- STEAM. Turn heat off, leave the lid on, and let the chicken steam.
So this chicken is part boiled chicken and part steamed chicken. I think the results are great! To mix it up a bit, you can add your favorite spices to the broth or chicken before cooking.
(Full printable recipe card with more details is at bottom of post.)
Tips For Making The Best Boiled Chicken
- For best results, make sure your chicken breasts are all roughly the same size so that the cooking time will be the same.
- Keep the lid on the pan so that the top of the chicken also steams which will result in moist chicken.
- Defrost the chicken fully before cooking for best results.
- Use a good quality chicken broth or homemade chicken broth or even chicken stock. For even more flavor you can add some dried herbs and spices.
- As soon as the broth starts to boil, turn down the heat to a simmer immediately.
Can You Boil Frozen Chicken
So technically you can boil frozen chicken, however, you may be disappointed in the results. The chicken will take longer to cook AND the outside of the chicken will start to get overcooked and rubbery while the inner part of the chicken is still frozen. That’s why I strongly recommend defrosting the chicken first.
What to do with Boiled Chicken
Now that you have some boiled chicken, you can chop it or shred it. Check out these easy Shredded Chicken Recipes for some great ideas what to use the chicken for or these Boiled Chicken Recipes for even more ideas.
How To Boil Chicken
- 1 (14.5 ounce) can chicken broth (or about 1 3/4 cups chicken broth)
- 2 pounds defrosted boneless skinless chicken breasts
- Pour chicken broth into a large saucepan. Add chicken so that chicken is in a single layer. Cover pan and bring to a boil. Reduce heat to low to simmer leaving lid on pan.
- Cook chicken about 45-60 minutes, turning chicken over about halfway through cooking. Turn heat off and let chicken steam with lid on about 15 minutes.
- Remove chicken and place on large cutting board to cool. Chicken can be shredded or chopped as desired.
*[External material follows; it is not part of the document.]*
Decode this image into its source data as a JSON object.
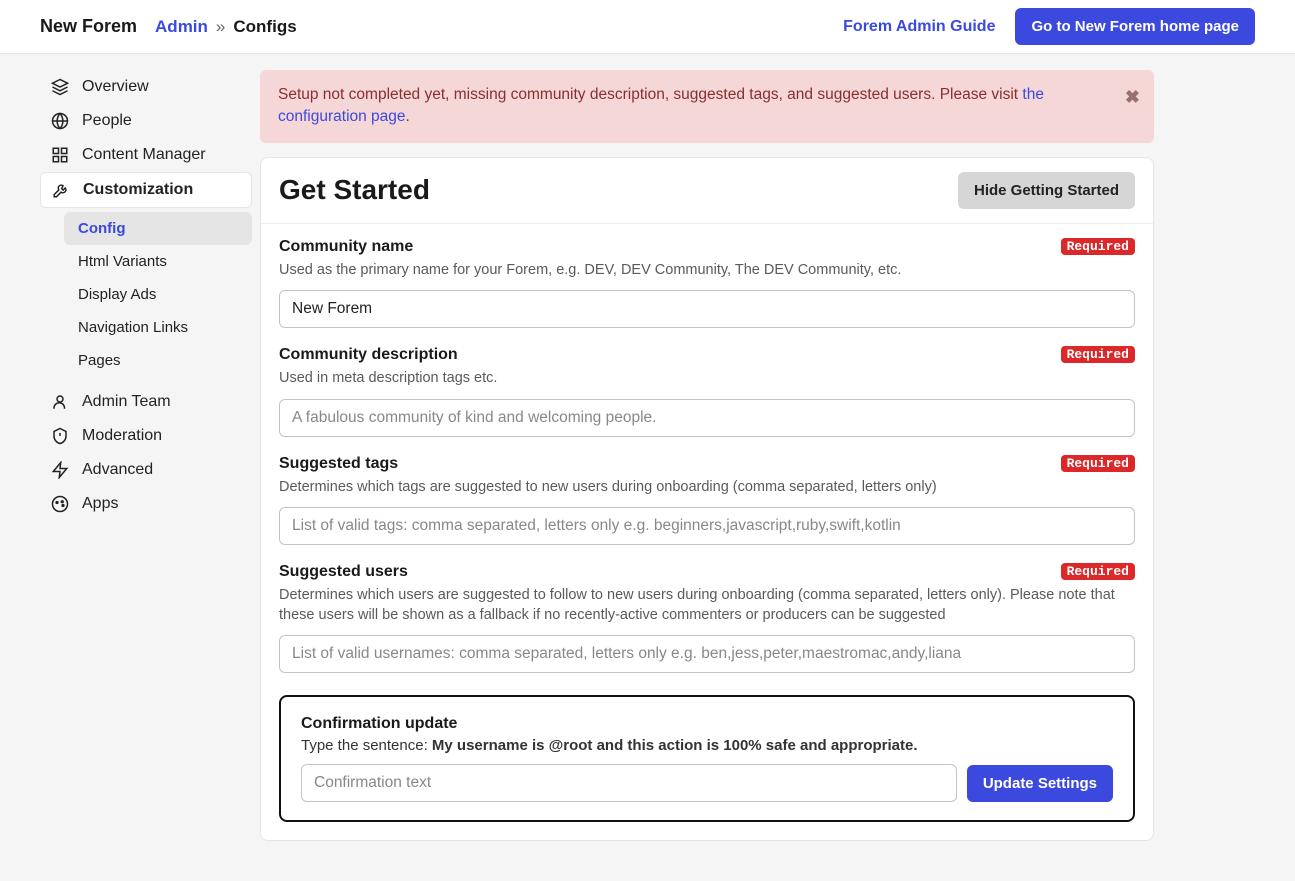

(Nutrition data is provided when available for informational purposes only and calculated using an online nutritional calculator. For the most accurate information please calculate based on specific ingredients and brands you use as well as any changes you made to the recipe. I am not a certified nutritionist or registered dietician and any nutritional information provided should only be used as a general guideline and estimate.)